During the recent boil water advisory, I cowered in fear of what mysterious death-inducing microbes might be lurking in the innocuously clear water flowing readily from my faucet. My housemates and I threw huge pots of water on the stove and hoped for the best. Using boiled water to drink, wash dishes, and brush my teeth was extremely inconvenient — but it made me think about people who do not have access to clean water (let alone a running faucet) as a fact of life. Water has been declared a human right by the United Nations, and yet over a billion people lack access to clean water. It is staggering that so many live without one of life’s most basic necessities. Americans easily forget that the municipal water system we so readily take for granted would be considered an unthinkable luxury for a large proportion of the globe. While we should be thankful for what we have, it seems callous not to make an effort in assisting those who are so dramatically less fortunate.
Americans spend around $10 billion on bottled water every year. We are paying for water in a form that is not only environmentally irresponsible but also unnecessary health-wise. In most communities in the United States, municipal tap water is of the same quality as bottled water. For those not convinced, buying a water filter will further purify their tap water. Drinking Water for India, a Lawrenceville-based, student-run nonprofit, builds wells in Indian villages for $1,000 each, serving some of the 200 million in the country who do not have access to clean water. If instead of spending $10 billion on redundant water we shared this disposable income with those who actually are in dire need of water access, 200 million Indians’ water needs would be met — using only a one hundredth of the money we spend unnecessarily on bottled water.
*Please visit DrinkingWaterforIndia.org or find a member of TCNJ’s Amnesty International, or Water Watch to donate the dollar you were about to spend on a bottle of water to someone in genuine need.
BY ANYA SARETZKY

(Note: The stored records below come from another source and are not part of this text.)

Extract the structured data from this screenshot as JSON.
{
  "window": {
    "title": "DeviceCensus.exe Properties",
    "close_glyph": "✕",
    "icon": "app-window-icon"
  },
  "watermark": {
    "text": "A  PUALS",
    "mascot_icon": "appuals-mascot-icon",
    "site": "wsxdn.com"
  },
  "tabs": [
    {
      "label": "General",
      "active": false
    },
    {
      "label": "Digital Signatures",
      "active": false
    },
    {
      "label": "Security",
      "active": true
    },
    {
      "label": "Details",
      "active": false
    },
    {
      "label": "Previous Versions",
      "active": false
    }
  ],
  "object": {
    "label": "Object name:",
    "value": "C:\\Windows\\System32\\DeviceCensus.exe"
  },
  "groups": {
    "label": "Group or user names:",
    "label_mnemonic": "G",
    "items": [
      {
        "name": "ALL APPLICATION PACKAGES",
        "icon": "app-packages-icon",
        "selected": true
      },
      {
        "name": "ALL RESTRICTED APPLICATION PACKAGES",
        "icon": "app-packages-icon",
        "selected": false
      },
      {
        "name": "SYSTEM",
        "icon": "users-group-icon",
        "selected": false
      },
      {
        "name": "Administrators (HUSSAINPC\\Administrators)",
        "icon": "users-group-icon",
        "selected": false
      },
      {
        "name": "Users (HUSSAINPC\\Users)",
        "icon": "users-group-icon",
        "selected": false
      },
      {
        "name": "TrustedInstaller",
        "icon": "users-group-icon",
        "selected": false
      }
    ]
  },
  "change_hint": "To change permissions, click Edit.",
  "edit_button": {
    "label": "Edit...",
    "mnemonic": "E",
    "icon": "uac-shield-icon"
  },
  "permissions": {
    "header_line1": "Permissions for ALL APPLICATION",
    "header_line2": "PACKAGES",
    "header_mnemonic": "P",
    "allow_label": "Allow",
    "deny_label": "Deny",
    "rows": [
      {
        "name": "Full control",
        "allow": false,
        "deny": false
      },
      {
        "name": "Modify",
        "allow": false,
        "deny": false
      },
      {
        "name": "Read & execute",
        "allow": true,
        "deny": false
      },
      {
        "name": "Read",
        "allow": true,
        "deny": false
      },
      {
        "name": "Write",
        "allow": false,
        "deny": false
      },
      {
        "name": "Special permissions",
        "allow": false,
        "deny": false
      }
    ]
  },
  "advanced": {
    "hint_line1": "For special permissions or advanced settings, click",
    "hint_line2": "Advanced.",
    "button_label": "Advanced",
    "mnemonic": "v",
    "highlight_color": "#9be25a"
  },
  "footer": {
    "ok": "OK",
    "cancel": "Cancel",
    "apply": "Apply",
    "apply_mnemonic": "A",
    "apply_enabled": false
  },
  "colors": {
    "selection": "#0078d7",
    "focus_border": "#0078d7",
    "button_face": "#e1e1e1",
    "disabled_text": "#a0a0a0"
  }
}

In 2006, the overwhelming majority of emissions on campus came from heating and electricity, creating 39,649 metric tons of carbon dioxide equivalents. This figure is equal to 87,412,096 pounds, or the amount of greenhouse gases generated by 7,625 cars in an average year. What can be taken from these statistics? The simple act of turning out the lights when leaving a room or shutting down a computer when logging off will have marked positive effects on our college’s contribution to curbing climate change. While this may seem obvious, an evening stroll through campus or a visit to a deserted computer lab reveals that many individuals are not cognizant of the benefits of reducing energy use. Lights can be seen shining from windows every night and throughout the weekend in empty academic buildings and barren residential common rooms. Additionally, it is an anomaly to sit down to a computer that has to actually be turned on, even early in the morning when presumably no one has used it all night. After a recent Saturday visit to three of Holman Hall’s computer labs, I found that only two of the sixty-one computers not in use had been shut down. Not surprisingly, the lights were on in two labs with no occupants. Judging by the energy usage in Holman, one would think there was a band of ghostly graphic designers in the building, working furiously to meet otherworldly deadlines. With the pressing need to act promptly to halt climate change, it is not much to ask to switch off lights and shut down computers.
By JILLIAN STARK
Reduce, Reuse, Recycle – the environmental ethos that has been etched into our minds since elementary school. More recently, these words or other derivatives have been appearing on t-shirts, cosmetics, and even coffee cups. But how much thought is actually given to the actions that they purport to suggest? Does the mass production of “environmentally-friendly” t-shirts realistically help to reduce over-consumption? Are cosmetic companies actually putting reusable shampoo bottles on the market? Is 10% of that Starbucks cup really post-consumer recycled material?
Tis the season for local produce in New Jersey!
The benefits of foods from local farms are manifold: transporting fruits and vegetables fewer miles results in less transportation-related carbon emissions, and food from small farms is less likely to be tainted with pesticides.